Perhaps most of all, I want to thank the more than 28,000 students across UT institutions who stepped up – answering some very difficult questions – to help make their campuses safer.
Key findings of the CLASE survey, which were included in a UT System press release, include the following. I’ll start with some positive news:
- The vast majority of our students – including those who have, and those who have not been victims of unwanted sexual contact or harassment – reported feeling safe on their campus.
- At academic institutions, 76 percent of victims and 80 percent of non-victims reported feeling safe on campus.
- The percentages are even higher at health institutions, where 89 percent of victims and 92 percent of non-victims reported feeling safe on campus.
Now for the bad news, including the prevalence of rape, unwanted sexual contact, and sexual harassment:
- In terms of unwanted sexual contact, 10 percent of female undergraduate students and 4 percent of male undergraduate students at our academic institutions reported being raped.
- At health institutions, 4 percent of female students and 2 percent of male students reported being raped.
- At our academic institutions, 14 percent of students said they experienced sexist gender harassment by a faculty or staff member. At health institutions, the number was 18 percent.
There are three factors highlighted in the data that must be acknowledged, not to mitigate – and let me repeat, not to mitigate – but to better understand the role we must play in keeping our students safe.
- First, per our students’ reporting, most instances of unwanted sexual contact occur off campus. For those attending academic institutions, 84 percent reported that it happened off campus, and at our health institutions, 97 percent reported that the incidents occurred off campus.
- Second, at academic as well as health institutions, the majority of victims of unwanted sexual contact and their perpetrators used alcohol and drugs at the time of victimization.
- Third, the majority of victims of unwanted sexual contact had either a close relationship or were acquaintances with the perpetrator.

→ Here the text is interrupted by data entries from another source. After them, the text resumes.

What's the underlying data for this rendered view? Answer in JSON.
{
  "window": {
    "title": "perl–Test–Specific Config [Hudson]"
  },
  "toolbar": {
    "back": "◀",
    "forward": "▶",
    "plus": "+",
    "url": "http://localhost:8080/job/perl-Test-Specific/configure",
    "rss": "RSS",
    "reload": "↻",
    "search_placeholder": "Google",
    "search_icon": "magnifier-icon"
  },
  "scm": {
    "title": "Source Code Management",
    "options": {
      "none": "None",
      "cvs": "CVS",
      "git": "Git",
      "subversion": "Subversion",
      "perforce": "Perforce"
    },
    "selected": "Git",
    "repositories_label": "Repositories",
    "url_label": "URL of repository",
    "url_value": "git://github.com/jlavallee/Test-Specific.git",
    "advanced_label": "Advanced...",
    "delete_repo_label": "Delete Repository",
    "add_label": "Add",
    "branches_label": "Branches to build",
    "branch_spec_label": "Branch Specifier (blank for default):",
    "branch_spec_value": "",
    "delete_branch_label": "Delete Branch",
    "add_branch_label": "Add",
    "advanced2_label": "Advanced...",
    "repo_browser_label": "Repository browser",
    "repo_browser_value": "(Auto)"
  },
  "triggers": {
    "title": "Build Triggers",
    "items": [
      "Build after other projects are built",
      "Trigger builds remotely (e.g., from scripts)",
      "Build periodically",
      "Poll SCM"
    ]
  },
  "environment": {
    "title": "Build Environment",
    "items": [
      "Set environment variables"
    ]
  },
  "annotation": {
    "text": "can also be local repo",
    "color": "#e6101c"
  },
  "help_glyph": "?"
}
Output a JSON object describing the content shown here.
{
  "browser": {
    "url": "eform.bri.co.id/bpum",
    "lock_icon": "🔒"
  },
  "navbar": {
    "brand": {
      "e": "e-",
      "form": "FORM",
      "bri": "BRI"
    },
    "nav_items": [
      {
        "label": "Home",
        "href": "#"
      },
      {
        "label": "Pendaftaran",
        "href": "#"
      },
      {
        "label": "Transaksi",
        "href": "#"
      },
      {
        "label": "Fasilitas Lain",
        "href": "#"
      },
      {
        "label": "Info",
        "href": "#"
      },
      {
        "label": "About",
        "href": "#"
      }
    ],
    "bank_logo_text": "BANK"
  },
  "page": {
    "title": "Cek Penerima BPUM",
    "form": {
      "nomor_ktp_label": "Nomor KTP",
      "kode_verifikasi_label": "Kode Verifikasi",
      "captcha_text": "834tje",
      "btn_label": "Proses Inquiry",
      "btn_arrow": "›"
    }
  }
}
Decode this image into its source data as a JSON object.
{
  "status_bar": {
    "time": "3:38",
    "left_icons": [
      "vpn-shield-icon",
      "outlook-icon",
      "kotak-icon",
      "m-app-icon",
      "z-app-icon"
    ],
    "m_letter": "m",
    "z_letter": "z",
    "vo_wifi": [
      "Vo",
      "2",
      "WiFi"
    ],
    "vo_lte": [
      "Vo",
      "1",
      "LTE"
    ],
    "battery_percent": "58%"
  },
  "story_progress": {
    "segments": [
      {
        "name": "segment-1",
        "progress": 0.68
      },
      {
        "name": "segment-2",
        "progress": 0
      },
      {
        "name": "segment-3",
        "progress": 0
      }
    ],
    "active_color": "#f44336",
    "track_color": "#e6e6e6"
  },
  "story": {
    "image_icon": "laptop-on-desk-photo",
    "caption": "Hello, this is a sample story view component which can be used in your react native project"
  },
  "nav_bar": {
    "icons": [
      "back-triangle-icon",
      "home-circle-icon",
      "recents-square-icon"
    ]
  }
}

Another noteworthy question is how do our institutions compare with the rest of the country? The answer is, we are pretty comparable, with most of our results falling within the national averages of other studies on this issue. But there is no comfort for us in being “average” in this respect. The only comfort comes from the fact that the hard data we have collected has yielded insights that will help us drive positive change.
That is just some of what we have learned. We have posted the full report, including an executive summary and an explanation of the study methodology on the UT System’s CLASE website.
This is not the end of our focus on this issue. Across the System, cross-functional teams have come together and are using the CLASE data to develop programs to make campuses safer. And as I mentioned, the CLASE study has a longitudinal component in which Dr. Busch-Armendariz’s team will repeatedly survey a group of 1,200 students
throughout their college careers.
One outcome we expect from all this is an increase in the number of incidents reported. Counterintuitive as it may seem, that may signal a positive change – that students feel more supported, and more comfortable in sharing.
The CLASE study has taught us some hard truths about life on our campuses. But I have no doubt that, armed with these truths, we can and will do whatever it takes to create a safe learning environment for every student at every one of our institutions.
As I said when the report was made public, we want the UT System to lead in every way that matters – and nothing matters more than this.
Thank you, as always, for reading. I will write again soon.